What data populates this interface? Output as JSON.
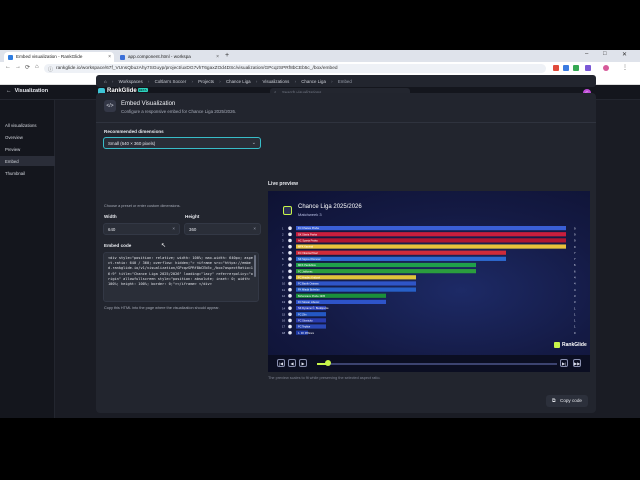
{
  "browser": {
    "tabs": [
      {
        "title": "Embed visualization - RankGlide"
      },
      {
        "title": "app.component.html - workspa"
      }
    ],
    "new_tab_label": "+",
    "window_controls": [
      "–",
      "□",
      "✕"
    ],
    "url": "rankglide.io/workspace/67f_VUnsQbuzAhy7SGuyp/project/uxDG7vhT6gaxZOd4DSc/visualization/GPcqzSPRf8bCEb5c_/box/embed",
    "nav": {
      "back": "←",
      "forward": "→",
      "reload": "⟳",
      "home": "⌂"
    },
    "bookmarks": [
      {
        "label": "My Projects",
        "folder": false
      },
      {
        "label": "CDCX",
        "folder": false
      },
      {
        "label": "WG",
        "folder": false
      },
      {
        "label": "Angular",
        "folder": false
      },
      {
        "label": "Best Pages",
        "folder": true
      },
      {
        "label": "Other",
        "folder": true
      },
      {
        "label": "Shipd",
        "folder": false
      }
    ]
  },
  "app": {
    "section_title": "Visualization",
    "back_arrow": "←",
    "brand": "RankGlide",
    "brand_badge": "BETA",
    "search_placeholder": "Search visualizations...",
    "avatar_initial": "C",
    "sidebar": [
      {
        "label": "All visualizations",
        "active": false
      },
      {
        "label": "Overview",
        "active": false
      },
      {
        "label": "Preview",
        "active": false
      },
      {
        "label": "Embed",
        "active": true
      },
      {
        "label": "Thumbnail",
        "active": false
      }
    ],
    "breadcrumb": {
      "home_icon": "⌂",
      "items": [
        "Workspaces",
        "Coltlan's Soccer",
        "Projects",
        "Chance Liga",
        "Visualizations",
        "Chance Liga",
        "Embed"
      ],
      "separator": "›"
    }
  },
  "embed": {
    "icon": "</>",
    "title": "Embed Visualization",
    "subtitle": "Configure a responsive embed for Chance Liga 2025/2026.",
    "dimensions_label": "Recommended dimensions",
    "dimensions_value": "Small (640 × 360 pixels)",
    "dimensions_help": "Choose a preset or enter custom dimensions.",
    "width_label": "Width",
    "width_value": "640",
    "height_label": "Height",
    "height_value": "360",
    "clear_icon": "×",
    "code_label": "Embed code",
    "code": "<div style=\"position: relative; width: 100%; max-width: 640px; aspect-ratio: 640 / 360; overflow: hidden;\">\n  <iframe\n    src=\"https://embed.rankglide.io/v1/visualization/GPcqzSPRf8bCEb5c_/box?aspectRatio=16:9\" title=\"Chance Liga 2025/2026\" loading=\"lazy\" referrerpolicy=\"origin\" allowfullscreen style=\"position: absolute; inset: 0; width: 100%; height: 100%; border: 0;\"></iframe>\n</div>",
    "code_help": "Copy this HTML into the page where the visualization should appear.",
    "live_label": "Live preview",
    "scale_note": "The preview scales to fit while preserving the selected aspect ratio.",
    "copy_label": "Copy code",
    "copy_icon": "⧉"
  },
  "preview": {
    "title": "Chance Liga 2025/2026",
    "subtitle": "Matchweek 3",
    "brand": "RankGlide",
    "controls": {
      "first": "|◀",
      "prev": "◀",
      "play": "▶",
      "next": "▶|",
      "last": "▶▶"
    },
    "progress": 0.05,
    "colors": {
      "lime": "#c7f54a",
      "bg": "#141a44"
    }
  },
  "chart_data": {
    "type": "bar",
    "title": "Chance Liga 2025/2026",
    "subtitle": "Matchweek 3",
    "orientation": "horizontal",
    "categories": [
      "FC Chance Praha",
      "SK Slavia Praha",
      "AC Sparta Praha",
      "MFK Karviná",
      "FC Viktoria Plzeň",
      "SK Sigma Olomouc",
      "MFK Pardubice",
      "FC Jablonec",
      "FC Hradec Králové",
      "FC Baník Ostrava",
      "FK Mladá Boleslav",
      "Bohemians Praha 1905",
      "FC Slovan Liberec",
      "SK Dynamo Č. Budějovice",
      "FC Zlín",
      "FC Slovácko",
      "FC Teplice",
      "1. FK Příbram"
    ],
    "values": [
      9,
      9,
      9,
      9,
      7,
      7,
      6,
      6,
      4,
      4,
      4,
      3,
      3,
      1,
      1,
      1,
      1,
      0
    ],
    "ranks": [
      "1",
      "2",
      "3",
      "4",
      "5",
      "6",
      "7",
      "8",
      "9",
      "10",
      "11",
      "12",
      "13",
      "14",
      "15",
      "16",
      "17",
      "18"
    ],
    "bar_colors": [
      "#3a5fd6",
      "#c91e3d",
      "#b01631",
      "#e8c23b",
      "#d02b3a",
      "#2d6ad1",
      "#1fa04a",
      "#2b9d3e",
      "#e0c33a",
      "#2f55c7",
      "#2760c8",
      "#1b8f3a",
      "#2e54c9",
      "#2a3fb4",
      "#2458c4",
      "#2a3db0",
      "#2b49b8",
      "#1e3aa8"
    ],
    "xlim": [
      0,
      9
    ]
  }
}
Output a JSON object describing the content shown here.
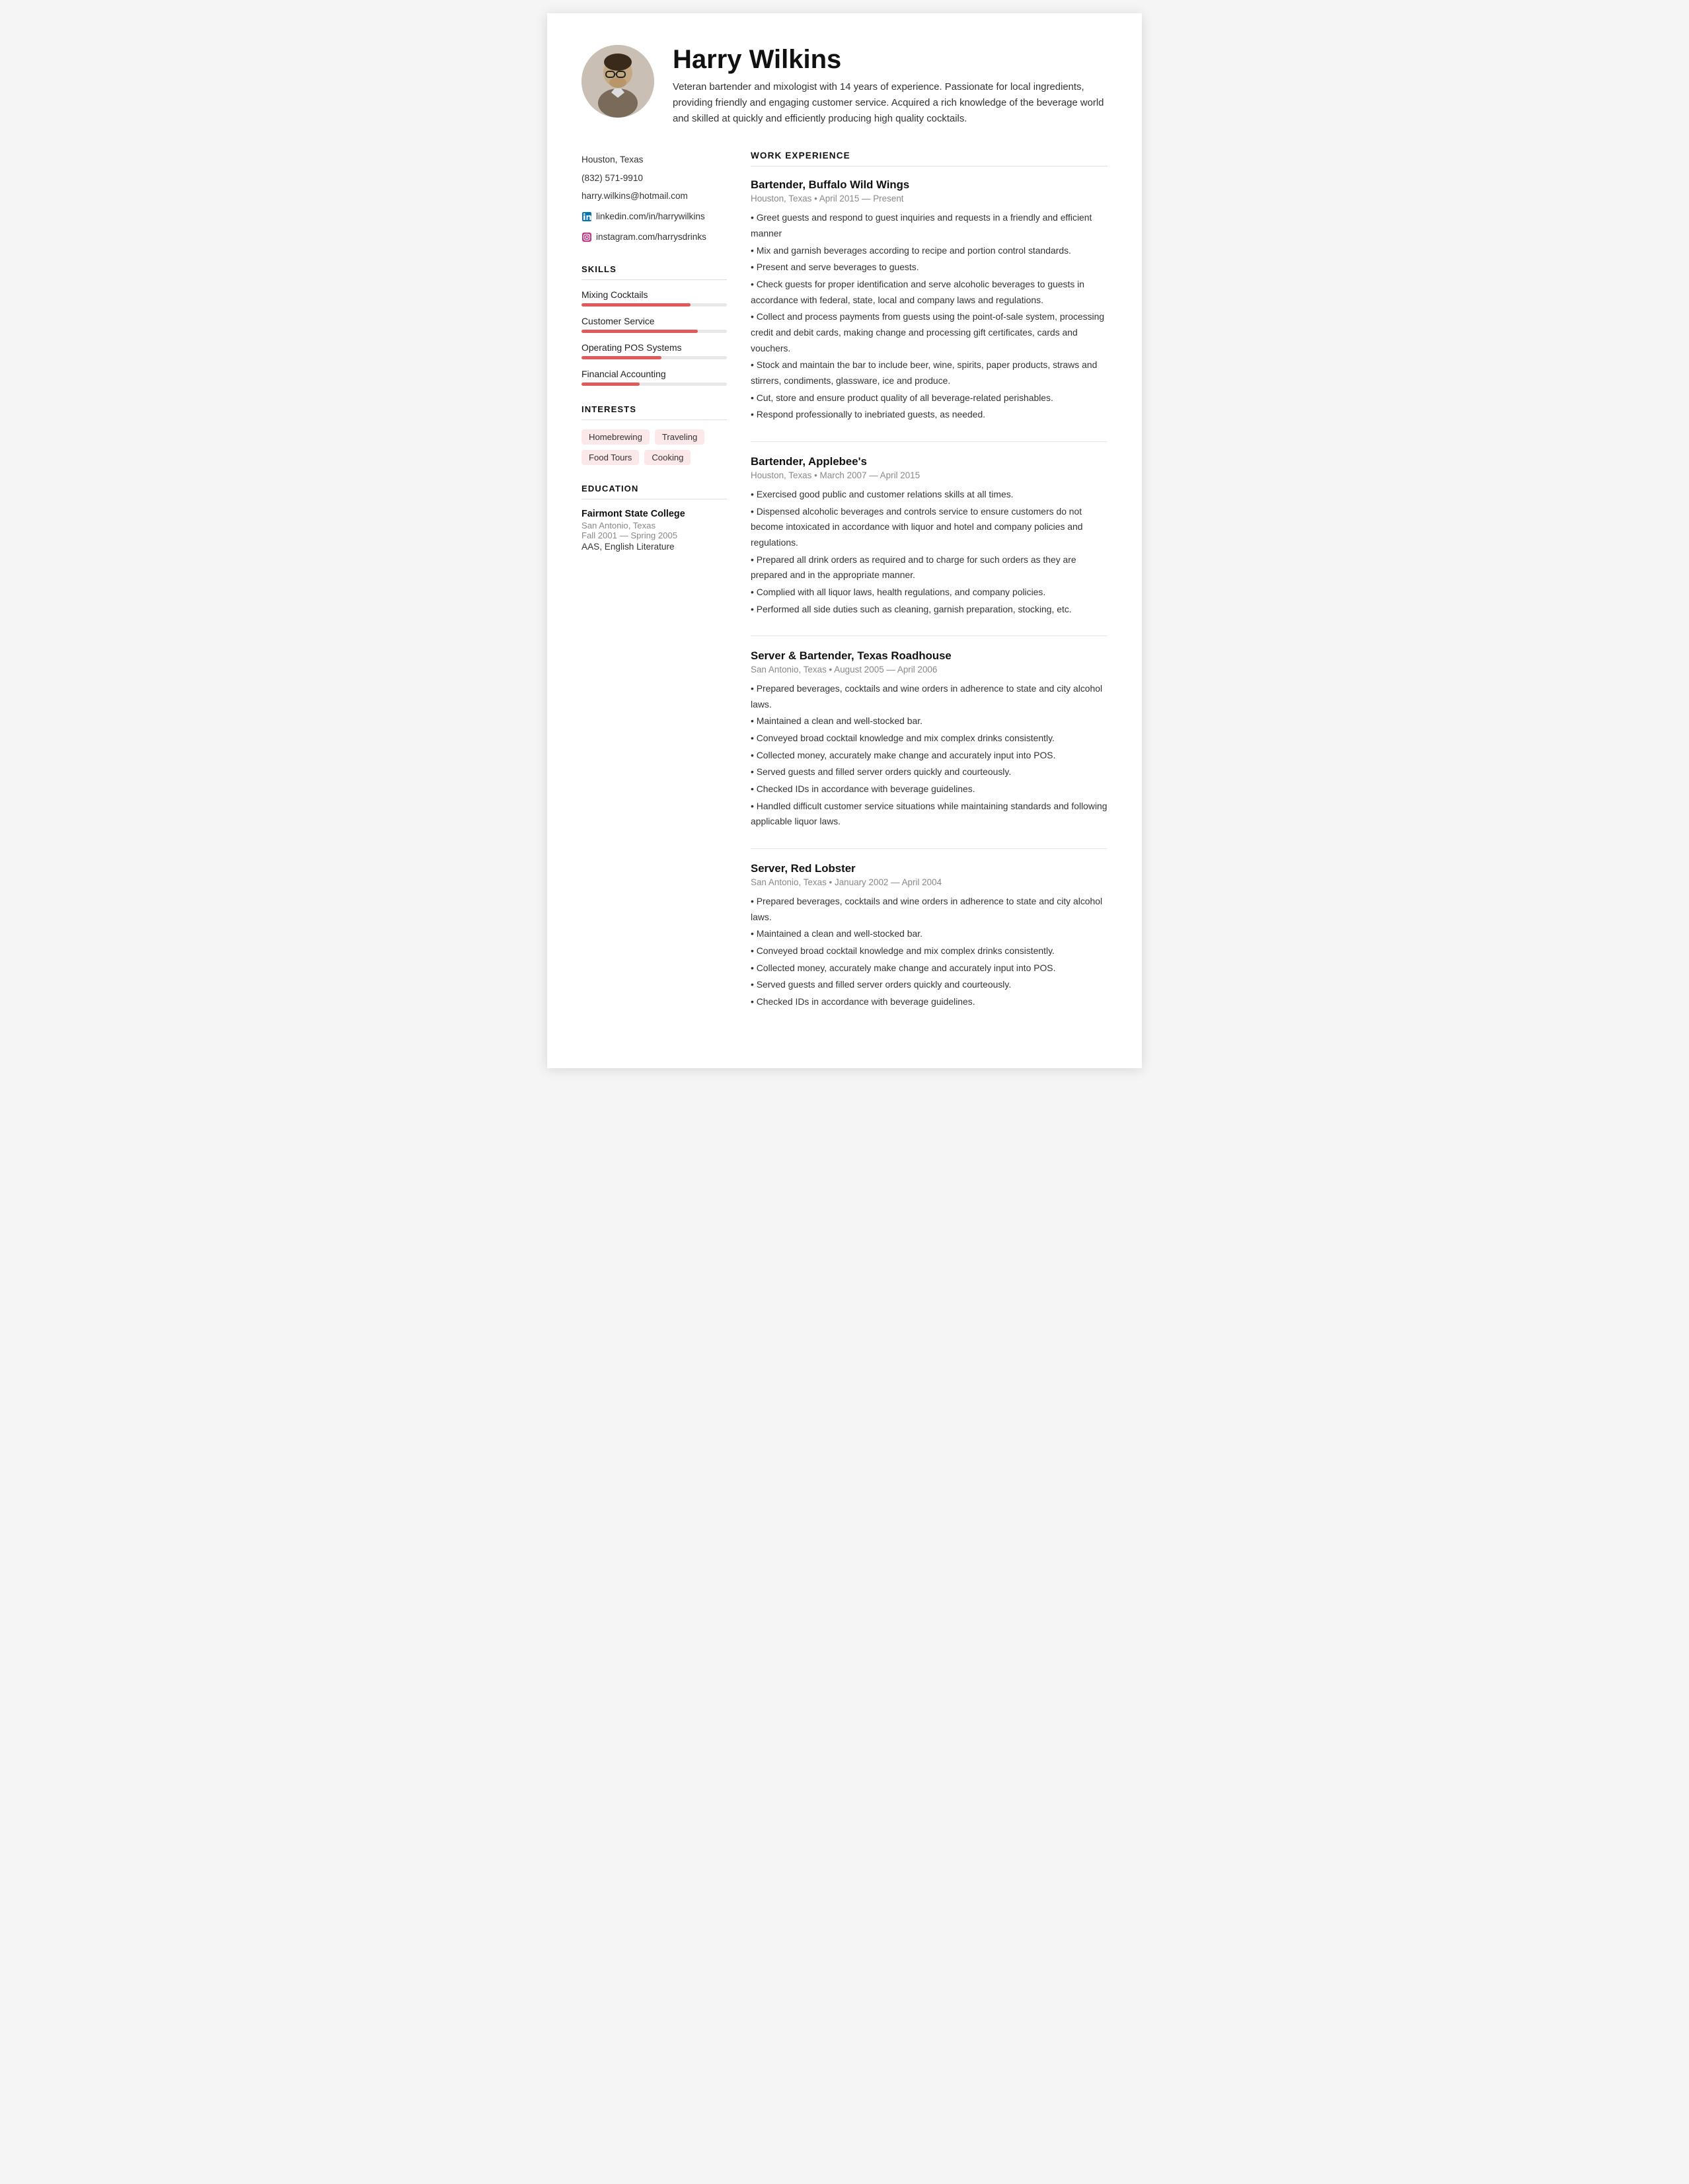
{
  "header": {
    "name": "Harry Wilkins",
    "summary": "Veteran bartender and mixologist with 14 years of experience. Passionate for local ingredients, providing friendly and engaging customer service. Acquired a rich knowledge of the beverage world and skilled at quickly and efficiently producing high quality cocktails."
  },
  "contact": {
    "city": "Houston, Texas",
    "phone": "(832) 571-9910",
    "email": "harry.wilkins@hotmail.com",
    "linkedin": "linkedin.com/in/harrywilkins",
    "instagram": "instagram.com/harrysdrinks"
  },
  "skills": {
    "title": "SKILLS",
    "items": [
      {
        "name": "Mixing Cocktails",
        "pct": 75
      },
      {
        "name": "Customer Service",
        "pct": 80
      },
      {
        "name": "Operating POS Systems",
        "pct": 55
      },
      {
        "name": "Financial Accounting",
        "pct": 40
      }
    ]
  },
  "interests": {
    "title": "INTERESTS",
    "items": [
      "Homebrewing",
      "Traveling",
      "Food Tours",
      "Cooking"
    ]
  },
  "education": {
    "title": "EDUCATION",
    "school": "Fairmont State College",
    "location": "San Antonio, Texas",
    "dates": "Fall 2001 — Spring 2005",
    "degree": "AAS, English Literature"
  },
  "work": {
    "title": "WORK EXPERIENCE",
    "jobs": [
      {
        "title": "Bartender, Buffalo Wild Wings",
        "meta": "Houston, Texas • April 2015 — Present",
        "bullets": [
          "• Greet guests and respond to guest inquiries and requests in a friendly and efficient manner",
          "• Mix and garnish beverages according to recipe and portion control standards.",
          "• Present and serve beverages to guests.",
          "• Check guests for proper identification and serve alcoholic beverages to guests in accordance with federal, state, local and company laws and regulations.",
          "• Collect and process payments from guests using the point-of-sale system, processing credit and debit cards, making change and processing gift certificates, cards and vouchers.",
          "• Stock and maintain the bar to include beer, wine, spirits, paper products, straws and stirrers, condiments, glassware, ice and produce.",
          "• Cut, store and ensure product quality of all beverage-related perishables.",
          "• Respond professionally to inebriated guests, as needed."
        ]
      },
      {
        "title": "Bartender, Applebee's",
        "meta": "Houston, Texas • March 2007 — April 2015",
        "bullets": [
          "• Exercised good public and customer relations skills at all times.",
          "• Dispensed alcoholic beverages and controls service to ensure customers do not become intoxicated in accordance with liquor and hotel and company policies and regulations.",
          "• Prepared all drink orders as required and to charge for such orders as they are prepared and in the appropriate manner.",
          "• Complied with all liquor laws, health regulations, and company policies.",
          "• Performed all side duties such as cleaning, garnish preparation, stocking, etc."
        ]
      },
      {
        "title": "Server & Bartender, Texas Roadhouse",
        "meta": "San Antonio, Texas • August 2005 — April 2006",
        "bullets": [
          "• Prepared beverages, cocktails and wine orders in adherence to state and city alcohol laws.",
          "• Maintained a clean and well-stocked bar.",
          "• Conveyed broad cocktail knowledge and mix complex drinks consistently.",
          "• Collected money, accurately make change and accurately input into POS.",
          "• Served guests and filled server orders quickly and courteously.",
          "• Checked IDs in accordance with beverage guidelines.",
          "• Handled difficult customer service situations while maintaining standards and following applicable liquor laws."
        ]
      },
      {
        "title": "Server, Red Lobster",
        "meta": "San Antonio, Texas • January 2002 — April 2004",
        "bullets": [
          "• Prepared beverages, cocktails and wine orders in adherence to state and city alcohol laws.",
          "• Maintained a clean and well-stocked bar.",
          "• Conveyed broad cocktail knowledge and mix complex drinks consistently.",
          "• Collected money, accurately make change and accurately input into POS.",
          "• Served guests and filled server orders quickly and courteously.",
          "• Checked IDs in accordance with beverage guidelines."
        ]
      }
    ]
  }
}
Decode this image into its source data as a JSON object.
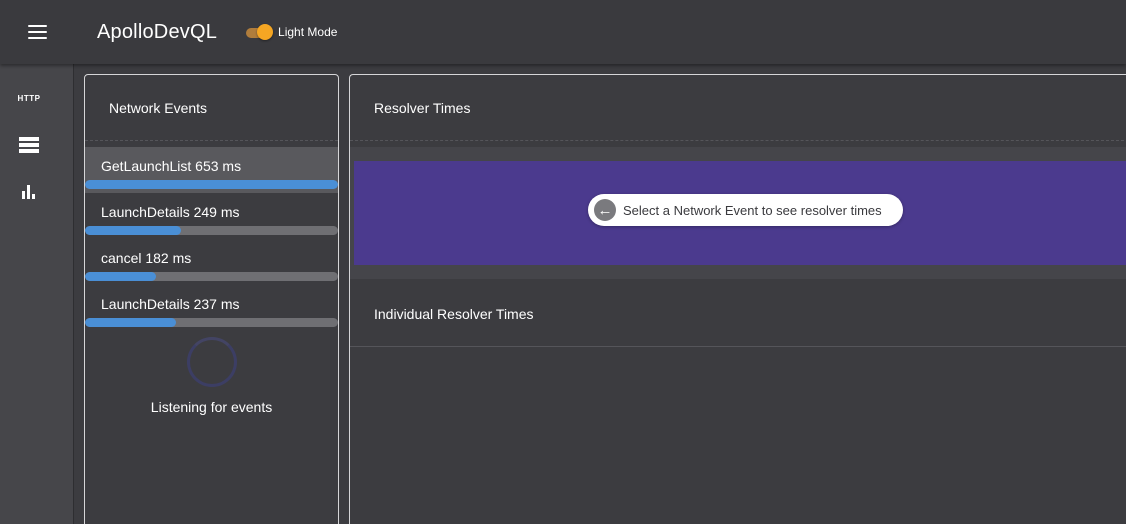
{
  "app": {
    "title": "ApolloDevQL",
    "menu_icon": "menu-icon",
    "theme_toggle": {
      "label": "Light Mode",
      "on": true,
      "color": "#f5a623"
    }
  },
  "rail": {
    "items": [
      {
        "label": "HTTP",
        "icon": "http-text-icon"
      },
      {
        "icon": "server-list-icon"
      },
      {
        "icon": "bar-chart-icon"
      }
    ]
  },
  "events": {
    "title": "Network Events",
    "items": [
      {
        "label": "GetLaunchList 653 ms",
        "progress": 1.0,
        "selected": true
      },
      {
        "label": "LaunchDetails 249 ms",
        "progress": 0.38,
        "selected": false
      },
      {
        "label": "cancel 182 ms",
        "progress": 0.28,
        "selected": false
      },
      {
        "label": "LaunchDetails 237 ms",
        "progress": 0.36,
        "selected": false
      }
    ],
    "listening_text": "Listening for events",
    "bar_color": "#4a8fd6"
  },
  "resolver": {
    "title": "Resolver Times",
    "hint": "Select a Network Event to see resolver times",
    "banner_color": "#4b3a8e",
    "individual_title": "Individual Resolver Times"
  }
}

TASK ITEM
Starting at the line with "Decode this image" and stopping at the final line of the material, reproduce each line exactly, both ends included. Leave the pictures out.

OUTPUT FOR THIS EXERCISE
Decode this image into its source data as a JSON object.
{
  "app": {
    "title": "ApolloDevQL",
    "menu_icon": "menu-icon",
    "theme_toggle": {
      "label": "Light Mode",
      "on": true,
      "color": "#f5a623"
    }
  },
  "rail": {
    "items": [
      {
        "label": "HTTP",
        "icon": "http-text-icon"
      },
      {
        "icon": "server-list-icon"
      },
      {
        "icon": "bar-chart-icon"
      }
    ]
  },
  "events": {
    "title": "Network Events",
    "items": [
      {
        "label": "GetLaunchList 653 ms",
        "progress": 1.0,
        "selected": true
      },
      {
        "label": "LaunchDetails 249 ms",
        "progress": 0.38,
        "selected": false
      },
      {
        "label": "cancel 182 ms",
        "progress": 0.28,
        "selected": false
      },
      {
        "label": "LaunchDetails 237 ms",
        "progress": 0.36,
        "selected": false
      }
    ],
    "listening_text": "Listening for events",
    "bar_color": "#4a8fd6"
  },
  "resolver": {
    "title": "Resolver Times",
    "hint": "Select a Network Event to see resolver times",
    "banner_color": "#4b3a8e",
    "individual_title": "Individual Resolver Times"
  }
}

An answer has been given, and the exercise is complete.